(What to work on)
Each line of the material that mentions the word "魅せる収蔵庫" is to be copied.

(Excerpted records)
--- START ---

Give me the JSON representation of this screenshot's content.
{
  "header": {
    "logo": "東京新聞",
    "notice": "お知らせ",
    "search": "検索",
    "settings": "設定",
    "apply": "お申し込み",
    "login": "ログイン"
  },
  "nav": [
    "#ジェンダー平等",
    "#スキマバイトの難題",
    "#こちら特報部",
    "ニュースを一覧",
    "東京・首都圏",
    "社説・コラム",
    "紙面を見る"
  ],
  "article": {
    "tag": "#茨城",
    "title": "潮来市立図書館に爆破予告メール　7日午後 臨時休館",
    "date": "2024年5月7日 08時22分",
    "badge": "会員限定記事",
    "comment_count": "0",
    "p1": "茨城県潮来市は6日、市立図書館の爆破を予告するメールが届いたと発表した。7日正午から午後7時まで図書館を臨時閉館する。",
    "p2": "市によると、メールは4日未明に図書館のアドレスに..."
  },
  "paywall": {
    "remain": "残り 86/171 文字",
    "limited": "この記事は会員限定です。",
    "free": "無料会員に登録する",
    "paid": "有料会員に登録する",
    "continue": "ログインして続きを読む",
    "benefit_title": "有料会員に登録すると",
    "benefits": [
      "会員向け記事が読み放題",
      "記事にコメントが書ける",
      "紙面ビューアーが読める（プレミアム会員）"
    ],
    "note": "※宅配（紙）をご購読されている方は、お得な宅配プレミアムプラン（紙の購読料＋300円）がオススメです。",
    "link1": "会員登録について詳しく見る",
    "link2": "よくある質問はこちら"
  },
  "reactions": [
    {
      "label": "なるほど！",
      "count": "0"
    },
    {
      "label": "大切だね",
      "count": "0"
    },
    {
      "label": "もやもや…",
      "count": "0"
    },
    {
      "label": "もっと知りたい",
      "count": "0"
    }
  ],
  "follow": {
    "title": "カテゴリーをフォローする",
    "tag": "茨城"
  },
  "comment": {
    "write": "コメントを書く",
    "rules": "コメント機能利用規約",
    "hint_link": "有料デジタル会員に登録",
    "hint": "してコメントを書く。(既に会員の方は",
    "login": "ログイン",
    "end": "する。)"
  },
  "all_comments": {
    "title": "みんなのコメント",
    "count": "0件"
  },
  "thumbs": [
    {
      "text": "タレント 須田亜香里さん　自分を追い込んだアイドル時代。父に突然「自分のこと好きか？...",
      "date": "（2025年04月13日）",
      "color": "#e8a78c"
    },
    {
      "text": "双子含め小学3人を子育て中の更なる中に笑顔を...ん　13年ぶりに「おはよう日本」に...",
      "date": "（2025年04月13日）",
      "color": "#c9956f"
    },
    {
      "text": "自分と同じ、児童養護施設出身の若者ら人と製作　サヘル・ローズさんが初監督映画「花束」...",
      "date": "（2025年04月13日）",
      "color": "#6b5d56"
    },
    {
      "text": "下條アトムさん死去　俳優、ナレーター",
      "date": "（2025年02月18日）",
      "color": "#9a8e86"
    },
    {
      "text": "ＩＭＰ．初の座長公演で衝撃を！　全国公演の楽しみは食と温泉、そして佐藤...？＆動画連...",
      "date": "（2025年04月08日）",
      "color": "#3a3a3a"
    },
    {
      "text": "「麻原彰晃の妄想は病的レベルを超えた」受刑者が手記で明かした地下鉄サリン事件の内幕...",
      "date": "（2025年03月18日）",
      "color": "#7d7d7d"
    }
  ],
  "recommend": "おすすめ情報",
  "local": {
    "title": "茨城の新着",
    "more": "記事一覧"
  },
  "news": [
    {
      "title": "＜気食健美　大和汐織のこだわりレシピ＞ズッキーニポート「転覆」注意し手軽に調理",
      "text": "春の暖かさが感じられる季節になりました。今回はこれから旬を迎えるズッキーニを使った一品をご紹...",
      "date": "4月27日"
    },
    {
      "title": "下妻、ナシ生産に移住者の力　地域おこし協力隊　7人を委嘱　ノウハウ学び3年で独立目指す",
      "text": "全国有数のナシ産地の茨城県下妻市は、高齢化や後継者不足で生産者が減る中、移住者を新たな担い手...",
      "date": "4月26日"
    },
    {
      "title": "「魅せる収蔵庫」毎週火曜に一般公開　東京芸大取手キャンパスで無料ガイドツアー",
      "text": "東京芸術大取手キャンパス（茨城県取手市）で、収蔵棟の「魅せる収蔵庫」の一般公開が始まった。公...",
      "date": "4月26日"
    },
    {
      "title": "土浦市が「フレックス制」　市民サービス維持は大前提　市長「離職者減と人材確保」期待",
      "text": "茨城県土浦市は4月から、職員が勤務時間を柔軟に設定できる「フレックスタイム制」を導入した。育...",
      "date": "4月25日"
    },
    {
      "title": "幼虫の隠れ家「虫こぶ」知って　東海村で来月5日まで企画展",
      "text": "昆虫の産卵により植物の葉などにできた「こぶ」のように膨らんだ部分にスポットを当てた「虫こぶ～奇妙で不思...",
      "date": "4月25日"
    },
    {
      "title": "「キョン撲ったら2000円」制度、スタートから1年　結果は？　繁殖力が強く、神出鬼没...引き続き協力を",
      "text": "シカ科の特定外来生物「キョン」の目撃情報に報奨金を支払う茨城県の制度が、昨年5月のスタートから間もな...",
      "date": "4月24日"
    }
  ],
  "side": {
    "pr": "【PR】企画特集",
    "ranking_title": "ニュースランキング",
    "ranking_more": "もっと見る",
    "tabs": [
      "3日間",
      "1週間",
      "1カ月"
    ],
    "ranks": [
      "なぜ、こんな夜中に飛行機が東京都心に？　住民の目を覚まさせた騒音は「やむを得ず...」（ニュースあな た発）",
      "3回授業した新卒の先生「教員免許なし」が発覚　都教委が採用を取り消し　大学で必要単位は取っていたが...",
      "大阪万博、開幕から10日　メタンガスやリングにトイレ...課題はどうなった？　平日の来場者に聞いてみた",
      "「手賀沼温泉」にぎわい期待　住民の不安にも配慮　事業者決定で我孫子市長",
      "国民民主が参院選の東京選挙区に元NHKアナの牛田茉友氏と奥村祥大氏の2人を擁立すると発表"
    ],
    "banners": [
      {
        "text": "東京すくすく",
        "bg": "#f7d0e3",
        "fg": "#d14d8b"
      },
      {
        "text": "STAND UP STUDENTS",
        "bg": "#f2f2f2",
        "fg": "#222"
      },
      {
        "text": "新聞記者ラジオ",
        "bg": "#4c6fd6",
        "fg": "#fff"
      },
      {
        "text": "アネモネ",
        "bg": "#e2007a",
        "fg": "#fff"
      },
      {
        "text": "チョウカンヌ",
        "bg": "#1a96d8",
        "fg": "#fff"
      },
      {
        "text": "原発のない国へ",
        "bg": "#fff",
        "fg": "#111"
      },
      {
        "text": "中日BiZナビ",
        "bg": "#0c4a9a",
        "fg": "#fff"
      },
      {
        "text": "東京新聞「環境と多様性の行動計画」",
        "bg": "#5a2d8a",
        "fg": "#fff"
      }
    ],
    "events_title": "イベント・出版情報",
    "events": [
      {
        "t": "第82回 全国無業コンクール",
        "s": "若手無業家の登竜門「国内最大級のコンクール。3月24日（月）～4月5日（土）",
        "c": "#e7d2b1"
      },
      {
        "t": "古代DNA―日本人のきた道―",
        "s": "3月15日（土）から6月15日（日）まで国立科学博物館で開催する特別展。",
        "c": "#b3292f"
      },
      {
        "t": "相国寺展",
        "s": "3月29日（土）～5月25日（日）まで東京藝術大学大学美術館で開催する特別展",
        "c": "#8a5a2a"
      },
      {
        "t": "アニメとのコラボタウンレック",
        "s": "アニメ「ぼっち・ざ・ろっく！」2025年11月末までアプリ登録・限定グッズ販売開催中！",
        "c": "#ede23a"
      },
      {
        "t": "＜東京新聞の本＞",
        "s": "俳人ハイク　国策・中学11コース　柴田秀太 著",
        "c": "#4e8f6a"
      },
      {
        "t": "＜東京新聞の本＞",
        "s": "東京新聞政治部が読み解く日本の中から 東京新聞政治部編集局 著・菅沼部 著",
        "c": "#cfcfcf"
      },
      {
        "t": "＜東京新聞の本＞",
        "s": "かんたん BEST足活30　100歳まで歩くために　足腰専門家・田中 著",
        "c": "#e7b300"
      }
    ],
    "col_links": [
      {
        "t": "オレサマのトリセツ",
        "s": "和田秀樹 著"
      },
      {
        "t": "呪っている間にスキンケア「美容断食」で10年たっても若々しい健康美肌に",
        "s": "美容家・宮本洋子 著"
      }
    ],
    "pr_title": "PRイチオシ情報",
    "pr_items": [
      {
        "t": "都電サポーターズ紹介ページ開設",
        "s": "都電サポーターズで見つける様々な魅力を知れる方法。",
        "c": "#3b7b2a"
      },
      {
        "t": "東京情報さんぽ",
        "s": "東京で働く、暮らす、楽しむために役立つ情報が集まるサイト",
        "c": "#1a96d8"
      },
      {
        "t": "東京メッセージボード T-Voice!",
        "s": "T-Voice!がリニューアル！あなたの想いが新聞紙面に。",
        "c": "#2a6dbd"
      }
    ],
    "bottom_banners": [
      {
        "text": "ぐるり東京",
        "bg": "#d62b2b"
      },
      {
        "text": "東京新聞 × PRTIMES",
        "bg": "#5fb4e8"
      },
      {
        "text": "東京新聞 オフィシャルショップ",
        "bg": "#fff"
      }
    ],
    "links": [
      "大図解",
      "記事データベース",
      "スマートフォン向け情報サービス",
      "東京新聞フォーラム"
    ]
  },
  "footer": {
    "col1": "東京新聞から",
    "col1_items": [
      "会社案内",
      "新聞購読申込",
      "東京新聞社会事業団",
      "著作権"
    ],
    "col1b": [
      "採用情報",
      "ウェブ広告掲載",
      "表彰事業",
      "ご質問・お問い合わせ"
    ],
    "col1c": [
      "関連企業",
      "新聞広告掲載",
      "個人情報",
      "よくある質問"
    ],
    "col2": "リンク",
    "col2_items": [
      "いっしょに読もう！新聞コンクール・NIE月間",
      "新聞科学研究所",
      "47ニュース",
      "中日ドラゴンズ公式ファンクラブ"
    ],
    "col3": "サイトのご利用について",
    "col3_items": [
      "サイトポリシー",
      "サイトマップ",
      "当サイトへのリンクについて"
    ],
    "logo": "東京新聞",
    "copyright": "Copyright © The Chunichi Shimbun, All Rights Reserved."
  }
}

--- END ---

(Task answer)
      "title": "「魅せる収蔵庫」毎週火曜に一般公開　東京芸大取手キャンパスで無料ガイドツアー",
      "text": "東京芸術大取手キャンパス（茨城県取手市）で、収蔵棟の「魅せる収蔵庫」の一般公開が始まった。公...",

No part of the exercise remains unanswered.